Researchers at the University of York, in collaboration with NHS clinicians, followed the treatment of 335 people with mantle cell lymphoma (MCL) in hospitals across Yorkshire and Humberside between 2004 and 2015. Survival times for newly diagnosed patients increased from two years to three and a half years over the period.
MCL is diagnosed in around 500 people each year in the UK. Although rare, MCL is an aggressive lymphoma that often needs to be treated immediately. It is typically a cancer of older people, who cannot tolerate aggressive treatment, which typically results in them receiving a milder form of chemotherapy.

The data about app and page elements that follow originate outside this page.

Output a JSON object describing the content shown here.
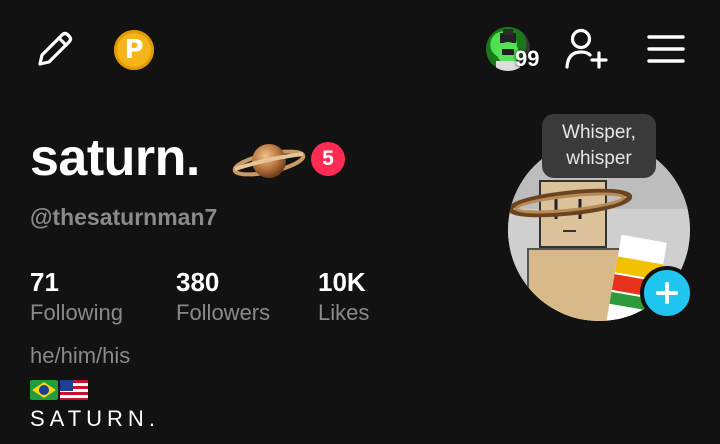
{
  "header": {
    "edit_icon": "pencil-icon",
    "coin_icon": "coin-icon",
    "coin_letter": "P",
    "notification_count": "99",
    "add_friend_icon": "add-user-icon",
    "menu_icon": "hamburger-menu-icon"
  },
  "profile": {
    "display_name": "saturn.",
    "name_emoji": "ringed-planet",
    "badge_count": "5",
    "handle": "@thesaturnman7",
    "tooltip": "Whisper, whisper"
  },
  "stats": [
    {
      "value": "71",
      "label": "Following"
    },
    {
      "value": "380",
      "label": "Followers"
    },
    {
      "value": "10K",
      "label": "Likes"
    }
  ],
  "bio": {
    "pronouns": "he/him/his",
    "flags": [
      "brazil-flag",
      "usa-flag"
    ],
    "line": "SATURN."
  },
  "colors": {
    "background": "#121212",
    "text_primary": "#ffffff",
    "text_secondary": "#8a8a8a",
    "badge": "#fe2c55",
    "coin": "#f4b41a",
    "add_story": "#20c5f0",
    "tooltip_bg": "#3a3a3a"
  }
}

The study confirmed that improvements in survival times followed the addition of rituximab, an antibody drug that uses the patient’s immune system to attack cancer cells.
Russell Patmore, Honorary Visiting Professor at the University’s Department of Health Sciences, said: “While the outlook for people with mantle cell lymphoma is still relatively poor compared to other types of lymphoma, our study has shown that the introduction of new therapies has improved survival times.
“We have shown the importance of monitoring the impact of treatment changes to see if they are making a difference, especially in rarer forms of cancer where it is difficult to conduct large-scale clinical trials.”
Almost all patients with MCL relapse and require further treatment. Until recently, there were few treatment options available other than further intensive chemotherapy, which was often not effective, with severe side effects.
Researchers found that the introduction of new treatments, including the chemotherapy drug bendamustine, as well as the targeted, non-chemotherapy drug ibrutinib, has significantly improved the survival of people who relapsed after previous chemotherapy.
Ibrutinib works by targeting and switching off a protein linked to the growth and movement of mantle cell lymphoma cancer cells. Bendamustine works by interfering with DNA in cancer cells, preventing them from multiplying.
Survival times increased from eight months in patients who relapsed in the years 2004-11 to 17 months in those who relapsed in 2012-15. The number of patients over 70 years old who survive for a year or more after relapse has nearly doubled since 2004 – suggesting that the introduction of new targeted drugs are benefitting older patients who are unable to undergo intensive treatment.
University of York